If less exertion is what you’re after from your paddle boarding then using your SUP as a diving or fishing platform could appeal. ‘Gear heads’ may love the idea of going ‘all in’ and tricking out your board to reel in that big one. Divers meanwhile need not be waiting around for motorised propulsion to their chosen site.
SUP hacks, tricks and tips: home paddling edition.
As part of our ongoing series hacks, tips and tricks for stand up paddle boarding, and combined with our recent post about virtual SUP holidays/trips, we thought we would share a few ideas about how to keep paddling at home.
There are lots of videos doing the rounds on social media about how to achieve this currently but in case you’ve missed these here are McConks’ top ways of achieving virtual SUP Nirvana in your own domain.
Probably the easiest way to get some resistance on your SUP paddle shaft is attaching some bungee chord. You’ll need a firmly fixed point to actually attach the bungee at one end. And then paddlers will need to locate the fulcrum point on their paddle shaft. Too low or too high and it won’t work. Raising yourself off the ground will help with clearance if you’re going to be using an actual stand up paddle board paddle – more on this in a mo.

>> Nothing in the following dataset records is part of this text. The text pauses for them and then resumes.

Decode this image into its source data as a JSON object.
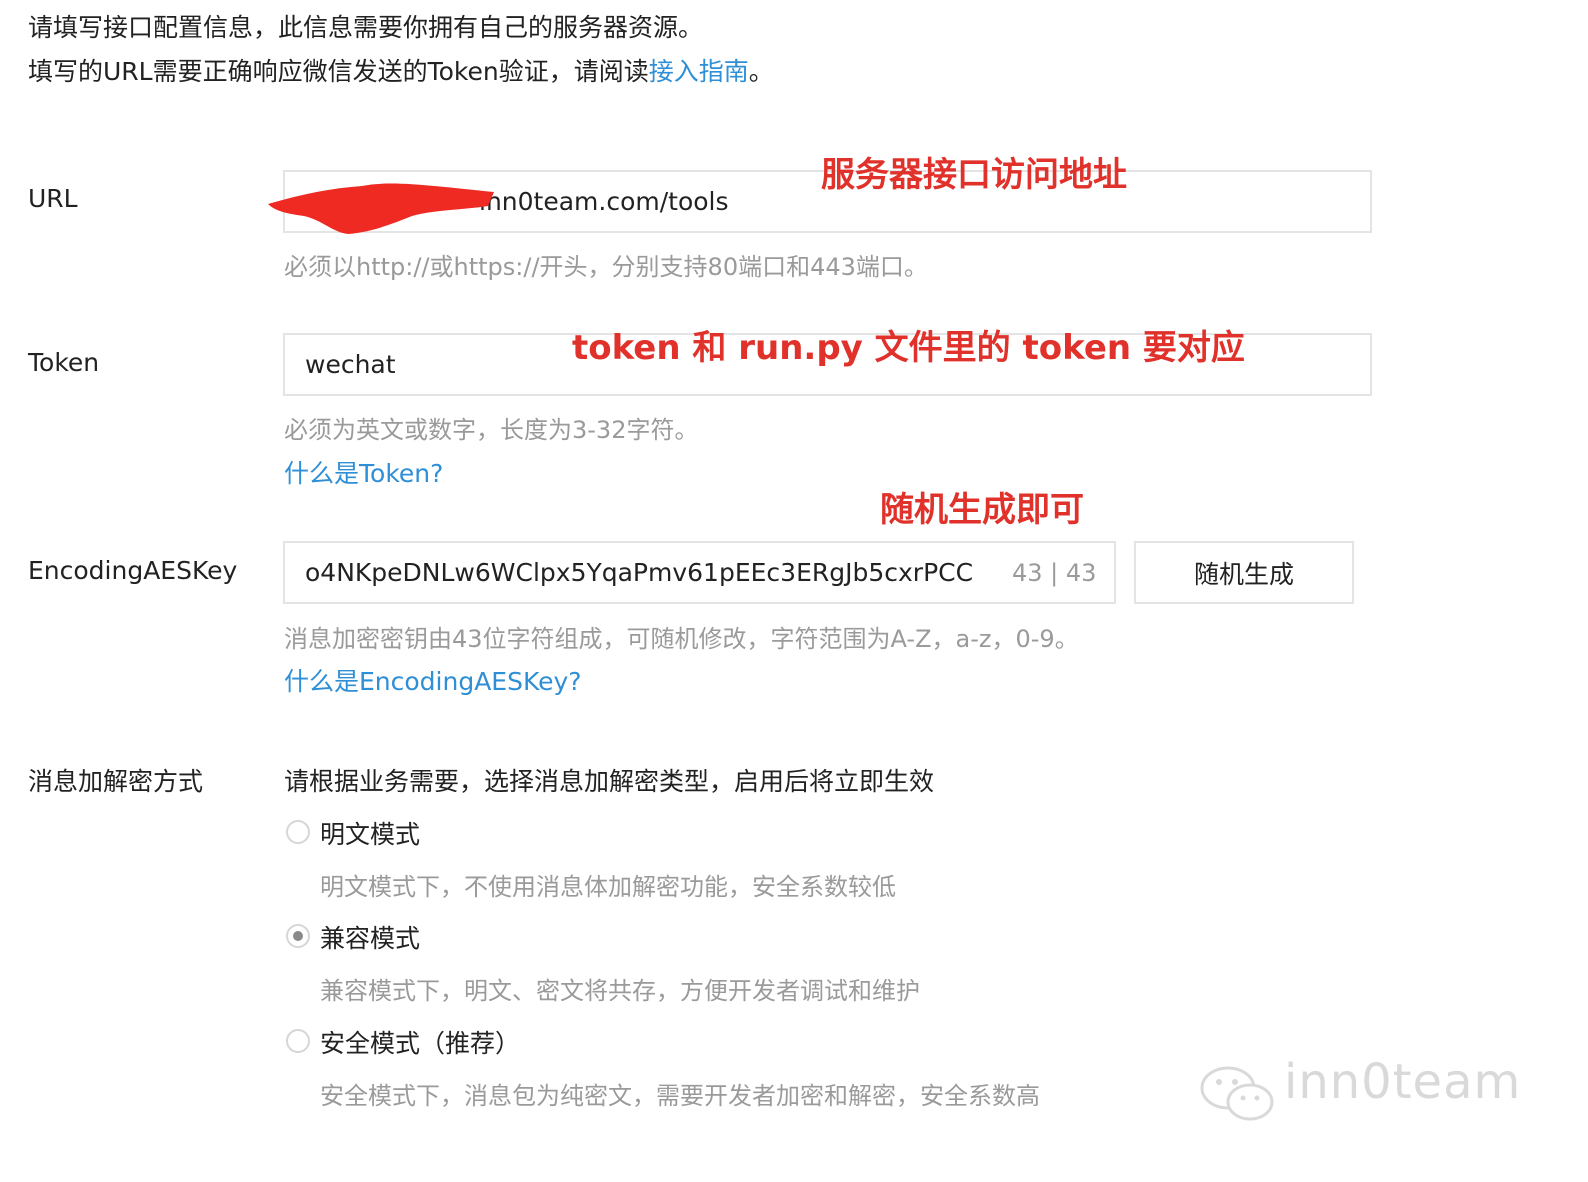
{
  "intro": {
    "line1": "请填写接口配置信息，此信息需要你拥有自己的服务器资源。",
    "line2_prefix": "填写的URL需要正确响应微信发送的Token验证，请阅读",
    "line2_link": "接入指南",
    "line2_suffix": "。"
  },
  "url": {
    "label": "URL",
    "value": "inn0team.com/tools",
    "hint": "必须以http://或https://开头，分别支持80端口和443端口。",
    "annotation": "服务器接口访问地址"
  },
  "token": {
    "label": "Token",
    "value": "wechat",
    "hint": "必须为英文或数字，长度为3-32字符。",
    "help_link": "什么是Token?",
    "annotation": "token 和 run.py 文件里的 token 要对应"
  },
  "aeskey": {
    "label": "EncodingAESKey",
    "value": "o4NKpeDNLw6WClpx5YqaPmv61pEEc3ERgJb5cxrPCC",
    "counter": "43 | 43",
    "generate_button": "随机生成",
    "hint": "消息加密密钥由43位字符组成，可随机修改，字符范围为A-Z，a-z，0-9。",
    "help_link": "什么是EncodingAESKey?",
    "annotation": "随机生成即可"
  },
  "encryption": {
    "label": "消息加解密方式",
    "description": "请根据业务需要，选择消息加解密类型，启用后将立即生效",
    "modes": [
      {
        "label": "明文模式",
        "desc": "明文模式下，不使用消息体加解密功能，安全系数较低",
        "checked": false
      },
      {
        "label": "兼容模式",
        "desc": "兼容模式下，明文、密文将共存，方便开发者调试和维护",
        "checked": true
      },
      {
        "label": "安全模式（推荐）",
        "desc": "安全模式下，消息包为纯密文，需要开发者加密和解密，安全系数高",
        "checked": false
      }
    ]
  },
  "watermark": "inn0team",
  "colors": {
    "link": "#2f8fd6",
    "annotation": "#e0312b",
    "hint": "#9a9a9a",
    "border": "#e4e4e4"
  }
}
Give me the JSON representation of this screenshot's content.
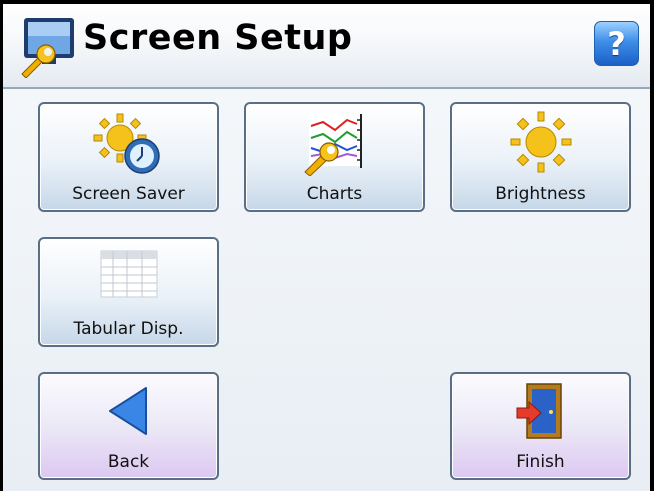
{
  "header": {
    "title": "Screen Setup",
    "setup_icon": "monitor-wrench-icon",
    "help_label": "?",
    "help_icon": "help-icon"
  },
  "buttons": {
    "screen_saver": {
      "label": "Screen Saver",
      "icon": "sun-clock-icon"
    },
    "charts": {
      "label": "Charts",
      "icon": "chart-wrench-icon"
    },
    "brightness": {
      "label": "Brightness",
      "icon": "sun-icon"
    },
    "tabular": {
      "label": "Tabular Disp.",
      "icon": "table-icon"
    },
    "back": {
      "label": "Back",
      "icon": "back-arrow-icon"
    },
    "finish": {
      "label": "Finish",
      "icon": "exit-door-icon"
    }
  },
  "colors": {
    "accent_blue": "#3e8fe8",
    "button_bottom": "#c6d7e8",
    "nav_button_bottom": "#dcc8f1",
    "border": "#5a6f86"
  }
}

If you want to increase the power, and you have long enough chord, doubling up the bungee will increase resistance. Whatever you do make sure that both the end attached to a fixed point and the end attached to your paddle is solid. The last thing you want is the bungee pinging back and spanking you in the face!
An inflatable board is perfect for a spot of virtual home SUP. Unlike a hard board you don’t need to be ultra-careful not to damage it. Obviously, though, remove the fins! It’s then worth raising your SUP up a fraction to help with paddle blade clearance. You also don’t want to damage your blade!

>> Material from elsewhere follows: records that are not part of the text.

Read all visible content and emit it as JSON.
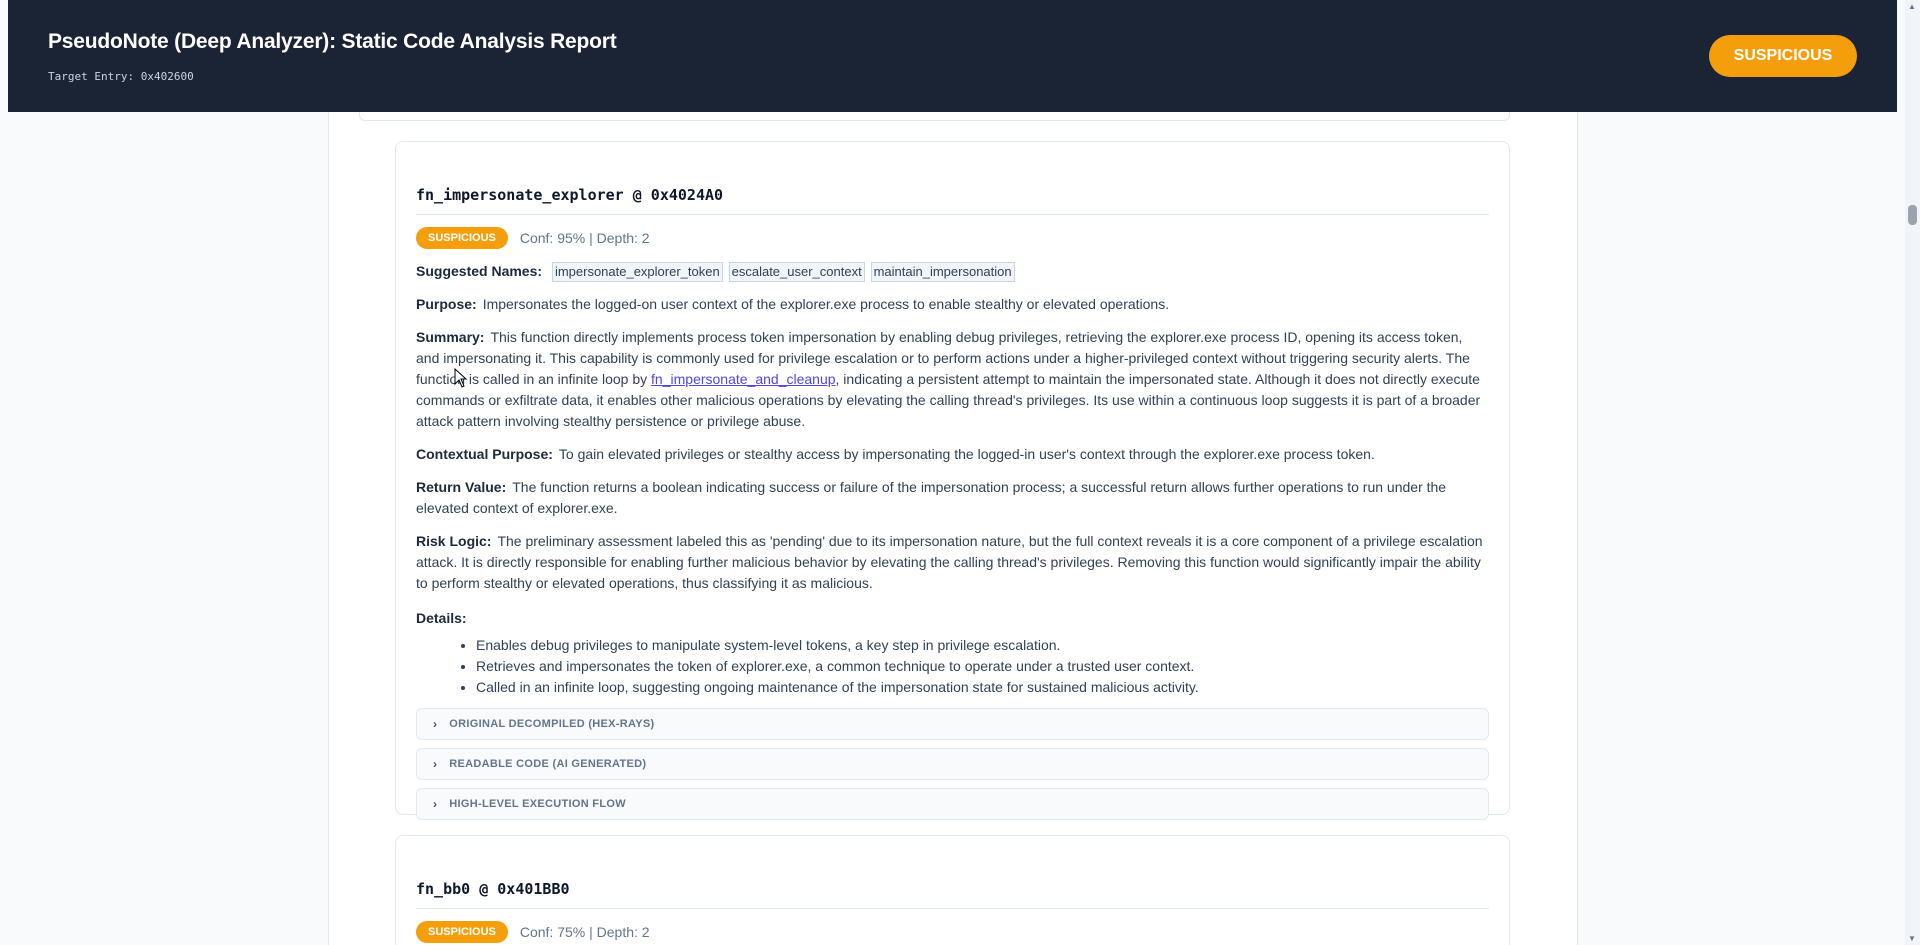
{
  "header": {
    "title": "PseudoNote (Deep Analyzer): Static Code Analysis Report",
    "target_entry": "Target Entry: 0x402600",
    "verdict": "SUSPICIOUS",
    "verdict_color": "#f59e0b"
  },
  "cards": [
    {
      "title": "fn_impersonate_explorer @ 0x4024A0",
      "badge": "SUSPICIOUS",
      "meta": "Conf: 95% | Depth: 2",
      "suggested_label": "Suggested Names:",
      "suggested_names": [
        "impersonate_explorer_token",
        "escalate_user_context",
        "maintain_impersonation"
      ],
      "purpose_label": "Purpose:",
      "purpose": "Impersonates the logged-on user context of the explorer.exe process to enable stealthy or elevated operations.",
      "summary_label": "Summary:",
      "summary_pre": "This function directly implements process token impersonation by enabling debug privileges, retrieving the explorer.exe process ID, opening its access token, and impersonating it. This capability is commonly used for privilege escalation or to perform actions under a higher-privileged context without triggering security alerts. The function is called in an infinite loop by ",
      "summary_link": "fn_impersonate_and_cleanup",
      "summary_post": ", indicating a persistent attempt to maintain the impersonated state. Although it does not directly execute commands or exfiltrate data, it enables other malicious operations by elevating the calling thread's privileges. Its use within a continuous loop suggests it is part of a broader attack pattern involving stealthy persistence or privilege abuse.",
      "contextual_label": "Contextual Purpose:",
      "contextual": "To gain elevated privileges or stealthy access by impersonating the logged-in user's context through the explorer.exe process token.",
      "return_label": "Return Value:",
      "return_value": "The function returns a boolean indicating success or failure of the impersonation process; a successful return allows further operations to run under the elevated context of explorer.exe.",
      "risk_label": "Risk Logic:",
      "risk_logic": "The preliminary assessment labeled this as 'pending' due to its impersonation nature, but the full context reveals it is a core component of a privilege escalation attack. It is directly responsible for enabling further malicious behavior by elevating the calling thread's privileges. Removing this function would significantly impair the ability to perform stealthy or elevated operations, thus classifying it as malicious.",
      "details_label": "Details:",
      "details": [
        "Enables debug privileges to manipulate system-level tokens, a key step in privilege escalation.",
        "Retrieves and impersonates the token of explorer.exe, a common technique to operate under a trusted user context.",
        "Called in an infinite loop, suggesting ongoing maintenance of the impersonation state for sustained malicious activity."
      ],
      "sections": [
        "ORIGINAL DECOMPILED (HEX-RAYS)",
        "READABLE CODE (AI GENERATED)",
        "HIGH-LEVEL EXECUTION FLOW"
      ]
    },
    {
      "title": "fn_bb0 @ 0x401BB0",
      "badge": "SUSPICIOUS",
      "meta": "Conf: 75% | Depth: 2"
    }
  ],
  "icons": {
    "chevron": "chevron-right-icon",
    "scroll_up": "scroll-up-arrow-icon",
    "scroll_down": "scroll-down-arrow-icon",
    "cursor": "mouse-pointer-icon"
  }
}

IMPORTANT! Make sure whatever used to raise your stand up paddle board is solid and not likely to collapse, fail and cause you injury. You can use a trellis system, bricks or even a wobble cushion more commonly paired with balance boards. And speaking of balance boards: if you’re particularly cat-like then placing your SUP on top of balance board and using in the same way atop a roller will further enhance your experience. Again, if you do opt for this then BE CAREFUL! Attach your SUP to the balance board via roof rack straps. Just make sure they’re tight enough.
If you haven’t seen McConks’ awesome balance boards, made by the amazing Daddyboards, then check them out. If you want an additional training tool for SUP, or just fancy something for messing about on whilst improving your balance, then head over to the shop and the balance board page – https://mcconks.com/shop/technical-sup-clothing-sunglasses-rashvests-recylced/balance-boards-by-daddyboards/mcconks-balance-board-by-daddyboards/

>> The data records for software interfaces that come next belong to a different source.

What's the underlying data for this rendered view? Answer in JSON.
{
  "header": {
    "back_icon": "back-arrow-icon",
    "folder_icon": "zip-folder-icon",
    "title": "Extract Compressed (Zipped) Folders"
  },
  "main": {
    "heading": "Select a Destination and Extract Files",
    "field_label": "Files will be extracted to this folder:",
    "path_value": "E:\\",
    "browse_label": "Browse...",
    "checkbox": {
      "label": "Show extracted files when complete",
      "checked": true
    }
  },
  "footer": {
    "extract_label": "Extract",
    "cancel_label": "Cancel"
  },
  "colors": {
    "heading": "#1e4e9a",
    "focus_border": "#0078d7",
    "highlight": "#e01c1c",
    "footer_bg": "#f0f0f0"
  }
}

If you want to take things a step further then you can add additional ambience for enhanced land SUPing. We’ve seen virtual reality headsets used but that may be too techy for many.
Getting the hosepipe out and having your kids or partner spray you with wet stuff is an obvious one. If no hose to hand then get a bucket of water chucked your way. Just don’t blame us if they decide to also lob the bucket at you! (Fortunately, the UK’s weather at the moment is sublime so getting a little damp is no issue – you’ll dry off quickly).
We also talked about using sounds from apps like Spotify and radio.garden in our virtual SUP holiday post. It’s the same with virtual home SUP in general. Ambient sounds of the sea or other can help create an atmosphere fit for stand up paddling – whatever floats your boat, er SUP, really.
Let us know your tips for home SUP or stand up paddle boarding in general.